During my career I’ve heard various reasons why requirements are something to be ignored or avoided, ranging from “they might do that for space missions, but we’re not flying our product to Pluto” to “we haven’t got the time or resources to do that sort of thing”. The possibly pithy responses below are based on years of experience, and as obviously wrong-headed as some of the responses might seem, one can still hear these myths stated today.
1. Requirements are hard to write.
This may be true for people who either can’t or won’t write things down, but in reality writing a good requirement is simply a matter of following the basic rules we’ve already seen earlier in this article. If someone is going to call themselves a software engineer, then they’d darn well better be able to do the basic software engineering task of writing a requirement. Otherwise they’re just a pretentious programmer with the wrong title.
2. Requirements make testing difficult and costly.
Untrue, as effective testing cannot be accomplished without good requirements to test against. What a set of good and sufficient requirements will do is result in more time spent testing, but the payoff for that is a product with fewer defects and happier customers. In a highly competitive market this can mean the difference between being in business with a loyal customer base, or being in bankruptcy court because of a consistently buggy product.
3. Detailed requirements stifle creativity.
This might apply to those “free spirits” who believe that software development is a creative artistic endeavor and not an exercise in applied engineering. But for most developers a good set of requirements actually makes their job easier by eliminating much of the guesswork and letting them focus on what needs to be done to meet the customer’s needs, instead of spending time pondering various possibilities and engaging in trial-and-error exercises that may, or may not, result in something like what the customer really wanted.
4. Requirements tie the hands of the developers.
As with the previous myth this really only applies to those who perhaps have authority issues and insist on doing things “their way”. Requirements, by intent, define the necessary characteristics of a product, and so long as the customer is the ultimate source of the requirements then following the requirements helps insure that the customer will get what they expect, not what the developer might have thought they wanted (or thought they needed, in some cases).

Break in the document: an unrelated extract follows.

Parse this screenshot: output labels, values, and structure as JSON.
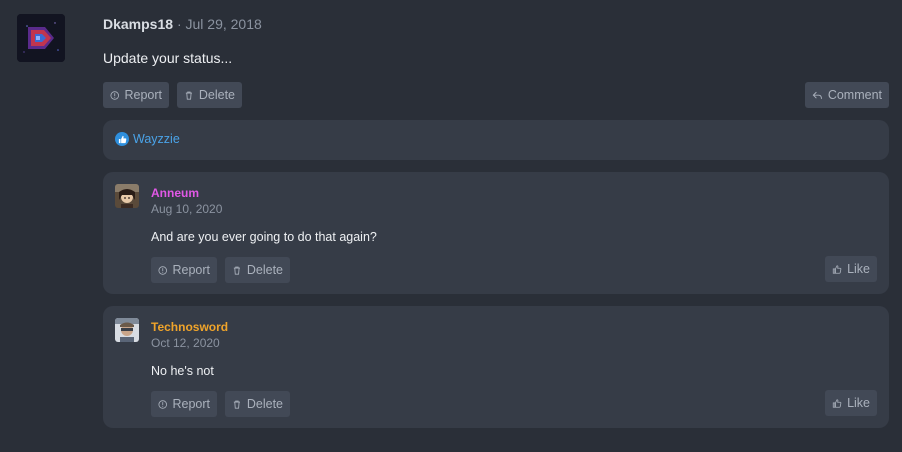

5. Requirements are a waste of time and money.
While it is true that creating requirements does take time (and therefore money), they are definitely not a waste of either. What is a waste of time and money is when developers miss the mark and create what they thought the customer wanted, only to have it rejected and then have to do it over again. In some cases this process repeats many, many times before the software is “good enough” or either the developer, or the customer, simply gives up. A good set of agreed-upon requirements at the outset of the effort helps to ensure that what the customer gets is what they were expecting, and if planned properly, when they expected to get it.
If you would like to learn more about software engineering and software requirements I would suggest the following books: Also, don’t forget to check out the texts referenced in this article.

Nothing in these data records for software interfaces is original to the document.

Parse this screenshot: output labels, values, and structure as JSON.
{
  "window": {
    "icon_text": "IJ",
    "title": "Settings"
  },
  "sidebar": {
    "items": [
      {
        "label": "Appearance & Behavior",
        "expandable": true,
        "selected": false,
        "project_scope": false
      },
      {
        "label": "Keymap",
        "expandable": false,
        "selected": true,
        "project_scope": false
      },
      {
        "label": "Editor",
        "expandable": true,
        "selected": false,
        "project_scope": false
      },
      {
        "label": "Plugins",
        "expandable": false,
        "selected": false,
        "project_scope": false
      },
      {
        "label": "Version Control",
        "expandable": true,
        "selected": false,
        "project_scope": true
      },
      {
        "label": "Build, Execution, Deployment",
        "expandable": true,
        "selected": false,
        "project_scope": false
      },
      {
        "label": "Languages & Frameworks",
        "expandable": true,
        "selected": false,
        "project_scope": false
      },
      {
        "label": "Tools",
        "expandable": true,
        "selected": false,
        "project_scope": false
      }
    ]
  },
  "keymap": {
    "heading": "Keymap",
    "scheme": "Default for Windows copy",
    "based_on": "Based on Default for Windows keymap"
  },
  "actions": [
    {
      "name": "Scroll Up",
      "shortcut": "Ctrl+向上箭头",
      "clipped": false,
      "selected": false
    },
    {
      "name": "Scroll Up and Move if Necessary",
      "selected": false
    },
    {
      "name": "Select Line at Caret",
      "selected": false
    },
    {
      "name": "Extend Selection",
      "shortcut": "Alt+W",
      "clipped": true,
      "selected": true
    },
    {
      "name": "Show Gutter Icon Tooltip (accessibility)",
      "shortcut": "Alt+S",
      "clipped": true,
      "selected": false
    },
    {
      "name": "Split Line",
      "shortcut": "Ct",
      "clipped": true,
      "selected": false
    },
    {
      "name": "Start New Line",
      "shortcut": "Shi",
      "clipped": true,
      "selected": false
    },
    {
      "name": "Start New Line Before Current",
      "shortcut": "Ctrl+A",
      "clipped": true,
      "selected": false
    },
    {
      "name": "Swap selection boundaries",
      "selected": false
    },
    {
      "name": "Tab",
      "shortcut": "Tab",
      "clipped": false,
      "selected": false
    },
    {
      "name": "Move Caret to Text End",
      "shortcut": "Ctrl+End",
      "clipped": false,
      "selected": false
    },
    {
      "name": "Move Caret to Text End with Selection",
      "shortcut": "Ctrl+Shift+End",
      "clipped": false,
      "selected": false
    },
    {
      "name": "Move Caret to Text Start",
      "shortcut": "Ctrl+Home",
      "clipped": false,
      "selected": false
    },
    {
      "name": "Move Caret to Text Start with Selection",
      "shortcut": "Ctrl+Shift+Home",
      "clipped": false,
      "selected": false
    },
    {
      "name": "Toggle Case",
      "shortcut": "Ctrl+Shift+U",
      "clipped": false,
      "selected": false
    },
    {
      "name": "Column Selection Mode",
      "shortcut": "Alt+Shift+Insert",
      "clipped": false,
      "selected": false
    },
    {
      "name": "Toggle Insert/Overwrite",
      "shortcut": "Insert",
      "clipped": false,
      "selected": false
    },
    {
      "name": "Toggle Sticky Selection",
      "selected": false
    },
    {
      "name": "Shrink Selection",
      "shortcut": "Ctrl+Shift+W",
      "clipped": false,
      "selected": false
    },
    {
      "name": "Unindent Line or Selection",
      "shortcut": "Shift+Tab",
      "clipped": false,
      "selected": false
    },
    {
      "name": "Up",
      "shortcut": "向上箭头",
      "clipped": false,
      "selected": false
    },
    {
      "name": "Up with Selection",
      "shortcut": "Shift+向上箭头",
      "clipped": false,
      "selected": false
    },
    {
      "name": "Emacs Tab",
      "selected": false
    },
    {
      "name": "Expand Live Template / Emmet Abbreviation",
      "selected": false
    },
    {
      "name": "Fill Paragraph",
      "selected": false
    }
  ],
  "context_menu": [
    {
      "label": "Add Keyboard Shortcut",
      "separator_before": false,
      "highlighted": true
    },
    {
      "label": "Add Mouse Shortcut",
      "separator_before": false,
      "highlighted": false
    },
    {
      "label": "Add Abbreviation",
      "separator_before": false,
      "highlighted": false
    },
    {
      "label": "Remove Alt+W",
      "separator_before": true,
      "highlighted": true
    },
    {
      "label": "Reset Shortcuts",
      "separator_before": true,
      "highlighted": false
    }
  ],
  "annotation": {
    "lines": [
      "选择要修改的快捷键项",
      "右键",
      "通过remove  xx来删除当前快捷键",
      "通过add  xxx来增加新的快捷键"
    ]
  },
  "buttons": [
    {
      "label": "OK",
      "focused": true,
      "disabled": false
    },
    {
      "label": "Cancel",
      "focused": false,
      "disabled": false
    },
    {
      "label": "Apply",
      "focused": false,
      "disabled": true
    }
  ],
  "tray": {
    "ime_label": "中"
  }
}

Code Complete (2nd ed.), Steve McConnell, 2004, Microsoft Press
Software Requirements (2nd ed.), Alan M. Davis, 1993, Prentic Hall
Object-Oriented Software Engineering, Ivar Jacobson, 1992, Addison-Wesley

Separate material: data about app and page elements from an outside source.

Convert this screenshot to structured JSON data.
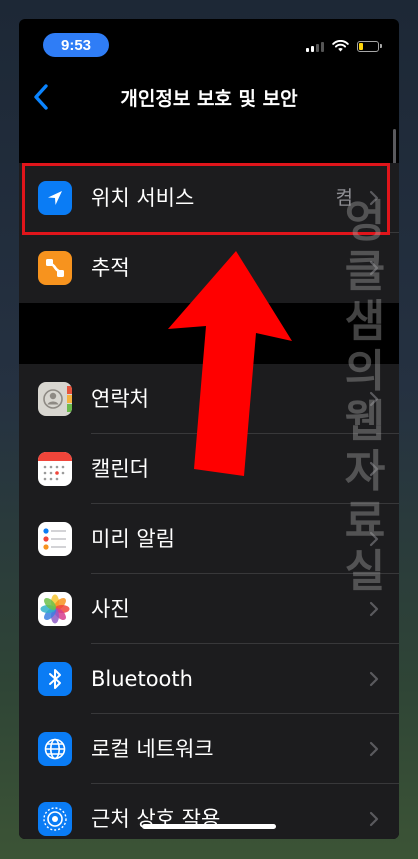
{
  "status": {
    "time": "9:53",
    "battery_level": 0.18,
    "battery_color": "#ffd60a"
  },
  "nav": {
    "back_icon": "chevron-left-icon",
    "title": "개인정보 보호 및 보안"
  },
  "group1": [
    {
      "label": "위치 서비스",
      "value": "켬",
      "icon": "location-arrow-icon",
      "icon_color": "#0a7cf5"
    },
    {
      "label": "추적",
      "icon": "tracking-icon",
      "icon_color": "#f7931e"
    }
  ],
  "group2": [
    {
      "label": "연락처",
      "icon": "contacts-icon"
    },
    {
      "label": "캘린더",
      "icon": "calendar-icon"
    },
    {
      "label": "미리 알림",
      "icon": "reminders-icon"
    },
    {
      "label": "사진",
      "icon": "photos-icon"
    },
    {
      "label": "Bluetooth",
      "icon": "bluetooth-icon",
      "icon_color": "#0a7cf5"
    },
    {
      "label": "로컬 네트워크",
      "icon": "globe-network-icon",
      "icon_color": "#0a7cf5"
    },
    {
      "label": "근처 상호 작용",
      "icon": "nearby-interaction-icon",
      "icon_color": "#0a7cf5"
    }
  ],
  "watermark": [
    "엉",
    "클",
    "샘",
    "의",
    "웹",
    "자",
    "료",
    "실"
  ],
  "accent": "#0a84ff",
  "highlight_color": "#e0151b"
}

1 National Institute of Standard and Technology, The Economic Impacts of Inadequate Infrastructure for Software Testing, Planning Report 02-03, May 2002
2 Robert N. Charette, “Why Software Fails,” IEEE Spectrum Online, September 2005
3 Writing Effective Use Cases, Alistair Cockburn, 2001, Addison-Wesley
4 Use Case Modeling, Kurt Bittner and I. Spence, 2003, Addison-Wesley